Oberstar’s proposed legislation would allow the Environmental Protection Agency (EPA), in conjunction with the Army Corp of Engineers, to protect and control all of the nation’s waterways, according to The Washington Times.
Currently, the EPA only monitors "navigable" waters that are large enough for ship traffic. The Clean Water Restoration Act would allow the government to regulate 20 million acres of U.S. wetlands and 59 percent of the nation’s streams that do not flow year-round, regardless of whether or not they are on private property.
The proposed bill has recently come under heavy scrutiny after reports surfaced that Oberstar would try to quietly pass the legislation through the House before the end of the year. Nearly 30 Republican Congressmen publicly criticized the bill in a letter written to Majority Leader Harry Reid and Speaker Nancy Pelosi.
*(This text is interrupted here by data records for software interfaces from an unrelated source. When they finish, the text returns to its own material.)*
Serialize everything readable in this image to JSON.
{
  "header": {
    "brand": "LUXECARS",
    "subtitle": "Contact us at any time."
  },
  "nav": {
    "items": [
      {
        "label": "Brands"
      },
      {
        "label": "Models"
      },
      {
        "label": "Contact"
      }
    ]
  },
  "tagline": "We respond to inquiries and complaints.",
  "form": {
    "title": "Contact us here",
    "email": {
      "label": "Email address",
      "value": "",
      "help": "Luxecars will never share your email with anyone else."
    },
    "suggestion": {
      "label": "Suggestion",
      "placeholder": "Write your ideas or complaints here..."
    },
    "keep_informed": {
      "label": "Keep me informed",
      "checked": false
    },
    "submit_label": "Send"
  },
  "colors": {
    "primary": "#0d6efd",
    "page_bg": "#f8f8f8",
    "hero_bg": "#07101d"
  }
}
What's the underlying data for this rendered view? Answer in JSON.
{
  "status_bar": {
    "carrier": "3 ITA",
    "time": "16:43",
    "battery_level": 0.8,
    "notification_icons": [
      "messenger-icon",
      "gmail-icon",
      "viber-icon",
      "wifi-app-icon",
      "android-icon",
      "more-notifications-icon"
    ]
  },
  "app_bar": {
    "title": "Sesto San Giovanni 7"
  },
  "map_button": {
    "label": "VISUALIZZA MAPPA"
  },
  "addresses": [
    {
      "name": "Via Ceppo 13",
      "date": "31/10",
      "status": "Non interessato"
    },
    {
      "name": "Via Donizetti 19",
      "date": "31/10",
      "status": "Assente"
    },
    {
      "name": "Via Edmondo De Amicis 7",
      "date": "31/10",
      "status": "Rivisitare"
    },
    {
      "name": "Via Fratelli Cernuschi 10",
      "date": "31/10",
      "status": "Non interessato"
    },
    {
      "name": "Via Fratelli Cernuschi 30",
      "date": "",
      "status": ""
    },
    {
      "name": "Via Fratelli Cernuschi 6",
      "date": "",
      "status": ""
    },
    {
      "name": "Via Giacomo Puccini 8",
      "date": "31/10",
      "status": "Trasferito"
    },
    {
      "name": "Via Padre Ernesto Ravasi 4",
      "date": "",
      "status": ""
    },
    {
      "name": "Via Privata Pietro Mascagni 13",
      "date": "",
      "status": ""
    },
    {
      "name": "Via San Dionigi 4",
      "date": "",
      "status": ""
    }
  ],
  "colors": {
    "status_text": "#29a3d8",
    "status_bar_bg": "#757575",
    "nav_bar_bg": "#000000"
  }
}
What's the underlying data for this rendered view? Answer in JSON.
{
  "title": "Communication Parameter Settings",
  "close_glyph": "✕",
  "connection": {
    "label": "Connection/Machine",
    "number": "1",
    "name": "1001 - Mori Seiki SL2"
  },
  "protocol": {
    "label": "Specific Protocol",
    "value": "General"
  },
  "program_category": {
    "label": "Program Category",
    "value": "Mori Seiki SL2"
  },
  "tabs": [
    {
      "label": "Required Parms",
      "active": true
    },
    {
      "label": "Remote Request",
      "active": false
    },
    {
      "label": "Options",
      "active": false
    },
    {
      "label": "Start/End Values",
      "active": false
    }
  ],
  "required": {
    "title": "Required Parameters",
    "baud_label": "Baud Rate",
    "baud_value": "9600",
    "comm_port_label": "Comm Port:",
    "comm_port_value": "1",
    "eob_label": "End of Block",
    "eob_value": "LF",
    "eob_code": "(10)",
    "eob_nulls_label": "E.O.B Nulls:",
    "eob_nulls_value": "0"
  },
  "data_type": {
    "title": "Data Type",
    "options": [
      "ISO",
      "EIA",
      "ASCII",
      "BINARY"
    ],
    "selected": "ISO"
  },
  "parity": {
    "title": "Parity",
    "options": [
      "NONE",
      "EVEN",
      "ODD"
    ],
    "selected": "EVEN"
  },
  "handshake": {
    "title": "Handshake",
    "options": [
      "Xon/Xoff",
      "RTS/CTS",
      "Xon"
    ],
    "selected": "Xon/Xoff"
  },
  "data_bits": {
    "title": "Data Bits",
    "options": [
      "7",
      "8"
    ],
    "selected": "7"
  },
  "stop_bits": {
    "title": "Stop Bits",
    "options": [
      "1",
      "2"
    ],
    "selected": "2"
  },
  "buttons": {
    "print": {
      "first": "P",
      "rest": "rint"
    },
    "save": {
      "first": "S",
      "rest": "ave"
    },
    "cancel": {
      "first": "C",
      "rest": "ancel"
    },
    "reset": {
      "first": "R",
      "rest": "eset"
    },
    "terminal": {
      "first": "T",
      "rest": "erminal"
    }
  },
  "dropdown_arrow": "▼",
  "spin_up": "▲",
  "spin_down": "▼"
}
"The government wants control of all water," said Senator John Barrasso (R-Wyo), quoted by Fox News. "That also means that they want control over all of our land including the private property rights of people from the Rocky Mountain west, the western caucus and the entire U.S.," he said.
Oberstar said he plans on introducing the bill in early 2010.